**Activity**
Repeat the entire listing exactly. Omit all pictures.
____
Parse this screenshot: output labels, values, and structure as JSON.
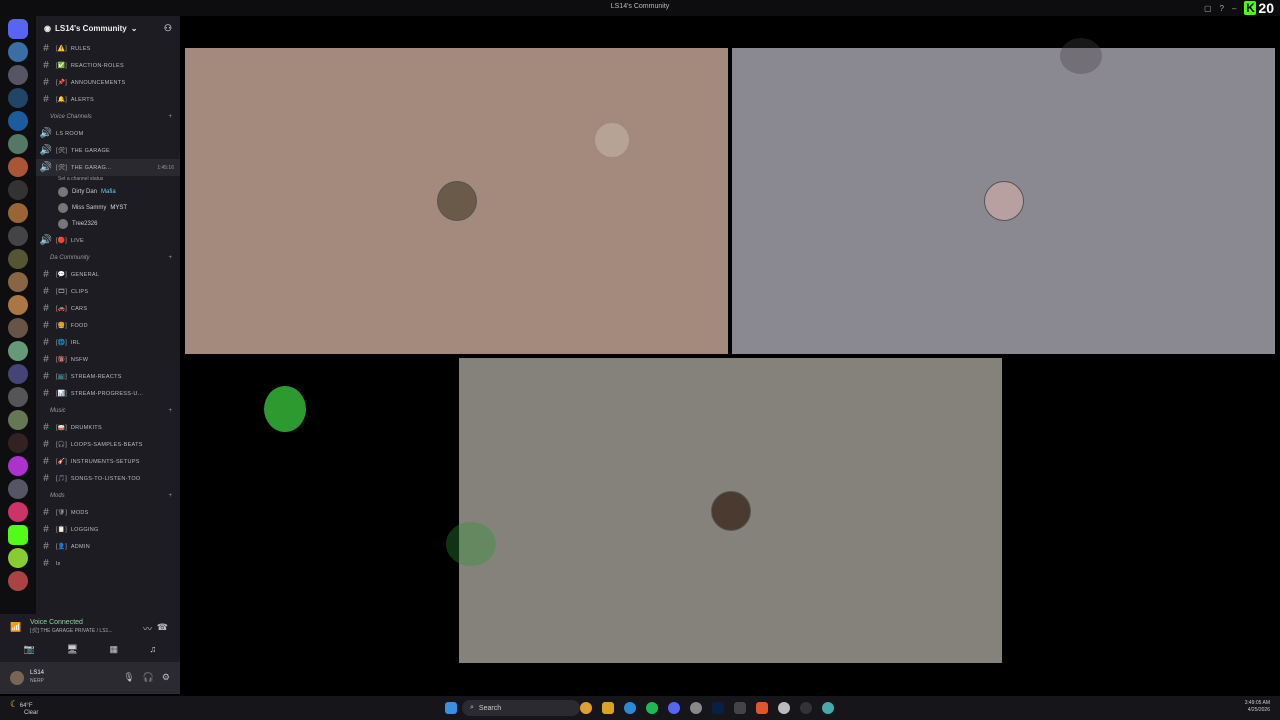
{
  "window": {
    "title": "LS14's Community",
    "kick_count": "20"
  },
  "server": {
    "name": "LS14's Community"
  },
  "channels": [
    {
      "type": "text",
      "emoji": "[⚠️]",
      "name": "RULES"
    },
    {
      "type": "text",
      "emoji": "[✅]",
      "name": "REACTION-ROLES"
    },
    {
      "type": "text",
      "emoji": "[📌]",
      "name": "ANNOUNCEMENTS"
    },
    {
      "type": "text",
      "emoji": "[🔔]",
      "name": "ALERTS"
    }
  ],
  "categories": {
    "voice": "Voice Channels",
    "community": "Da Community",
    "music": "Music",
    "mods": "Mods"
  },
  "voice_channels": {
    "ls_room": "LS ROOM",
    "garage1": "THE GARAGE",
    "garage2": "THE GARAG...",
    "timer": "1:45:16",
    "status": "Set a channel status",
    "live": "LIVE"
  },
  "members": [
    {
      "name": "Dirty Dan",
      "tag": "Mafia"
    },
    {
      "name": "Miss Sammy",
      "tag": "MYST"
    },
    {
      "name": "Tree2326",
      "tag": ""
    }
  ],
  "community_channels": [
    {
      "emoji": "[💬]",
      "name": "GENERAL"
    },
    {
      "emoji": "[🎞]",
      "name": "CLIPS"
    },
    {
      "emoji": "[🚗]",
      "name": "CARS"
    },
    {
      "emoji": "[🍔]",
      "name": "FOOD"
    },
    {
      "emoji": "[🌐]",
      "name": "IRL"
    },
    {
      "emoji": "[🔞]",
      "name": "NSFW"
    },
    {
      "emoji": "[📺]",
      "name": "STREAM-REACTS"
    },
    {
      "emoji": "[📊]",
      "name": "STREAM-PROGRESS-U..."
    }
  ],
  "music_channels": [
    {
      "emoji": "[🥁]",
      "name": "DRUMKITS"
    },
    {
      "emoji": "[🎧]",
      "name": "LOOPS-SAMPLES-BEATS"
    },
    {
      "emoji": "[🎸]",
      "name": "INSTRUMENTS-SETUPS"
    },
    {
      "emoji": "[🎵]",
      "name": "SONGS-TO-LISTEN-TOO"
    }
  ],
  "mod_channels": [
    {
      "emoji": "[🛡]",
      "name": "MODS"
    },
    {
      "emoji": "[📋]",
      "name": "LOGGING"
    },
    {
      "emoji": "[👤]",
      "name": "ADMIN"
    },
    {
      "emoji": "",
      "name": "ls"
    }
  ],
  "voice_panel": {
    "connected": "Voice Connected",
    "sub": "[🛠] THE GARAGE PRIVATE / LS1..."
  },
  "user_panel": {
    "name": "LS14",
    "status": "NERP"
  },
  "taskbar": {
    "weather_temp": "64°F",
    "weather_desc": "Clear",
    "search": "Search",
    "time": "3:49:05 AM",
    "date": "4/25/2026"
  }
}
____
**Expected output**
Parse this screenshot: output labels, values, and structure as JSON.
{
  "window": {
    "title": "LS14's Community",
    "kick_count": "20"
  },
  "server": {
    "name": "LS14's Community"
  },
  "channels": [
    {
      "type": "text",
      "emoji": "[⚠️]",
      "name": "RULES"
    },
    {
      "type": "text",
      "emoji": "[✅]",
      "name": "REACTION-ROLES"
    },
    {
      "type": "text",
      "emoji": "[📌]",
      "name": "ANNOUNCEMENTS"
    },
    {
      "type": "text",
      "emoji": "[🔔]",
      "name": "ALERTS"
    }
  ],
  "categories": {
    "voice": "Voice Channels",
    "community": "Da Community",
    "music": "Music",
    "mods": "Mods"
  },
  "voice_channels": {
    "ls_room": "LS ROOM",
    "garage1": "THE GARAGE",
    "garage2": "THE GARAG...",
    "timer": "1:45:16",
    "status": "Set a channel status",
    "live": "LIVE"
  },
  "members": [
    {
      "name": "Dirty Dan",
      "tag": "Mafia"
    },
    {
      "name": "Miss Sammy",
      "tag": "MYST"
    },
    {
      "name": "Tree2326",
      "tag": ""
    }
  ],
  "community_channels": [
    {
      "emoji": "[💬]",
      "name": "GENERAL"
    },
    {
      "emoji": "[🎞]",
      "name": "CLIPS"
    },
    {
      "emoji": "[🚗]",
      "name": "CARS"
    },
    {
      "emoji": "[🍔]",
      "name": "FOOD"
    },
    {
      "emoji": "[🌐]",
      "name": "IRL"
    },
    {
      "emoji": "[🔞]",
      "name": "NSFW"
    },
    {
      "emoji": "[📺]",
      "name": "STREAM-REACTS"
    },
    {
      "emoji": "[📊]",
      "name": "STREAM-PROGRESS-U..."
    }
  ],
  "music_channels": [
    {
      "emoji": "[🥁]",
      "name": "DRUMKITS"
    },
    {
      "emoji": "[🎧]",
      "name": "LOOPS-SAMPLES-BEATS"
    },
    {
      "emoji": "[🎸]",
      "name": "INSTRUMENTS-SETUPS"
    },
    {
      "emoji": "[🎵]",
      "name": "SONGS-TO-LISTEN-TOO"
    }
  ],
  "mod_channels": [
    {
      "emoji": "[🛡]",
      "name": "MODS"
    },
    {
      "emoji": "[📋]",
      "name": "LOGGING"
    },
    {
      "emoji": "[👤]",
      "name": "ADMIN"
    },
    {
      "emoji": "",
      "name": "ls"
    }
  ],
  "voice_panel": {
    "connected": "Voice Connected",
    "sub": "[🛠] THE GARAGE PRIVATE / LS1..."
  },
  "user_panel": {
    "name": "LS14",
    "status": "NERP"
  },
  "taskbar": {
    "weather_temp": "64°F",
    "weather_desc": "Clear",
    "search": "Search",
    "time": "3:49:05 AM",
    "date": "4/25/2026"
  }
}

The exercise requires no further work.